The answer is astronomical!
Ephemeris for Good Friday, Friday, April 14th. The Sun will rise at 6:59. It’ll be up for 13 hours and 26 minutes, setting at 8:26. The Moon, 3 days past full, will rise at 11:48 this evening.
Easter will be celebrated by western and eastern christian churches this Sunday. Easter is a movable feast in that it falls on a different date each year following the first full moon of spring. It’s an attempt to follow the Jewish Passover, which starts on the 15th of the month of Nisan. Being a lunar calendar the 15th the generally the night of the full moon. And since the Last Supper was a Seder, the Christian church wanted to follow Passover as closely as possible using the Roman solar based calendar where the year was 365.25 days long. Passover started at sunset this past Monday night. The western churches eventually adopted the Gregorian calendar to keep in sync with the seasons. The Eastern churches did not, however Easter is late enough this year so they both fall on the same date.
The times given are for the Traverse City/Interlochen area of Michigan. They may be different for your location.
The seasonal, or officially the Tropical Year, from vernal equinox to vernal equinox is approximately 365.24220 days long, about 11 1/2 minutes shorter than the Julian (after Julius Caesar) Calendar year. The Julian Calendar kept up with the year by having three 365 ordinary years and one leap year of 366 days. It over corrects. To make the calculation for Easter easier in the various dioceses of the far-flung church, the vernal equinox, the day the Sun crosses the celestial equator, heading northward was defined as March 21st. The actual vernal equinox was falling behind the Julian Calendar by 0.8 days every century.
By 1582 the Roman Catholic Church under Pope Gregory XIII decided to correct the problem. By then the real vernal equinox occurred on March 11th. Easter is supposed to be a spring feast, and using March 21st as the vernal equinox would eventually push Easter into summer. The Pope instituted a commission to look into the problem. This commission headed by Christophorus Clavius* came up with what we know as the Gregorian Calendar. First, eliminate 10 days from the calendar. This was done in October 1582 between October 4th and 15th. Then to keep the calendar in sync with the actual year it was decreed that leap years would continued for years divisible by 4; except that century years, those divisible by 100 be ordinary years, except those by also divisible by 400. Thus the year 1900 was an ordinary year, but the year 2000 was a leap year, and the year 2100 will be an ordinary year. Adoption of this as a civil calendar took 400 years to be universal.

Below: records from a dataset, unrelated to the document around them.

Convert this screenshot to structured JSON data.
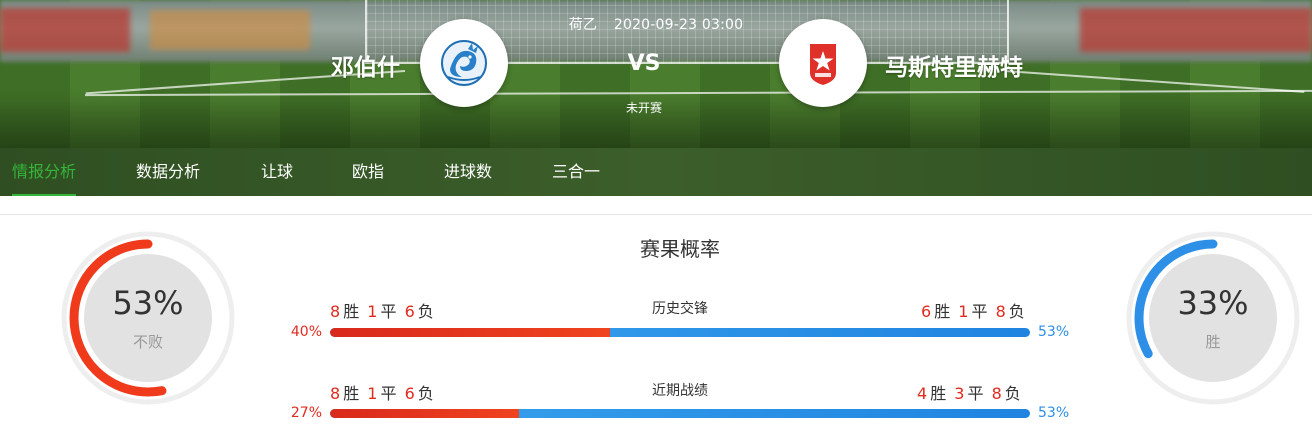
{
  "match": {
    "league": "荷乙",
    "datetime": "2020-09-23 03:00",
    "home_team": "邓伯什",
    "away_team": "马斯特里赫特",
    "vs_label": "VS",
    "status": "未开赛",
    "home_logo_icon": "dragon-crest-icon",
    "away_logo_icon": "mvv-star-shield-icon"
  },
  "tabs": [
    {
      "label": "情报分析",
      "active": true
    },
    {
      "label": "数据分析",
      "active": false
    },
    {
      "label": "让球",
      "active": false
    },
    {
      "label": "欧指",
      "active": false
    },
    {
      "label": "进球数",
      "active": false
    },
    {
      "label": "三合一",
      "active": false
    }
  ],
  "probability": {
    "title": "赛果概率",
    "home_gauge": {
      "value": "53%",
      "caption": "不败",
      "fraction": 0.53,
      "color": "#ef3a1c"
    },
    "away_gauge": {
      "value": "33%",
      "caption": "胜",
      "fraction": 0.33,
      "color": "#2d8fe6"
    },
    "rows": [
      {
        "label": "历史交锋",
        "home": {
          "w": "8",
          "d": "1",
          "l": "6"
        },
        "away": {
          "w": "6",
          "d": "1",
          "l": "8"
        },
        "home_pct": "40%",
        "away_pct": "53%",
        "home_fraction": 0.4
      },
      {
        "label": "近期战绩",
        "home": {
          "w": "8",
          "d": "1",
          "l": "6"
        },
        "away": {
          "w": "4",
          "d": "3",
          "l": "8"
        },
        "home_pct": "27%",
        "away_pct": "53%",
        "home_fraction": 0.27
      }
    ],
    "words": {
      "win": "胜",
      "draw": "平",
      "loss": "负"
    }
  },
  "colors": {
    "accent_green": "#35b53a",
    "red": "#e02b20",
    "blue": "#2d8fe6"
  }
}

The Greek Orthodox and other eastern churches kept the Julian Calendar, so on occasion their Easter is sometimes celebrated in May. The Jewish Calendar is, as I alluded to in the program transcript, a lunar calendar. It has a relationship to the Julian Calendar in that 19 Julian Years equals 235 lunar months almost exactly. This is called the Metonic Cycle. Those 235 months equal 12 lunar years of 12 and 13 months. So without correction Passover too will slowly head into summer in millennia to come.
* Clavius was honored by having a large, rather spectacular crater on the Moon named for him. Search these posts for Clavius to find it.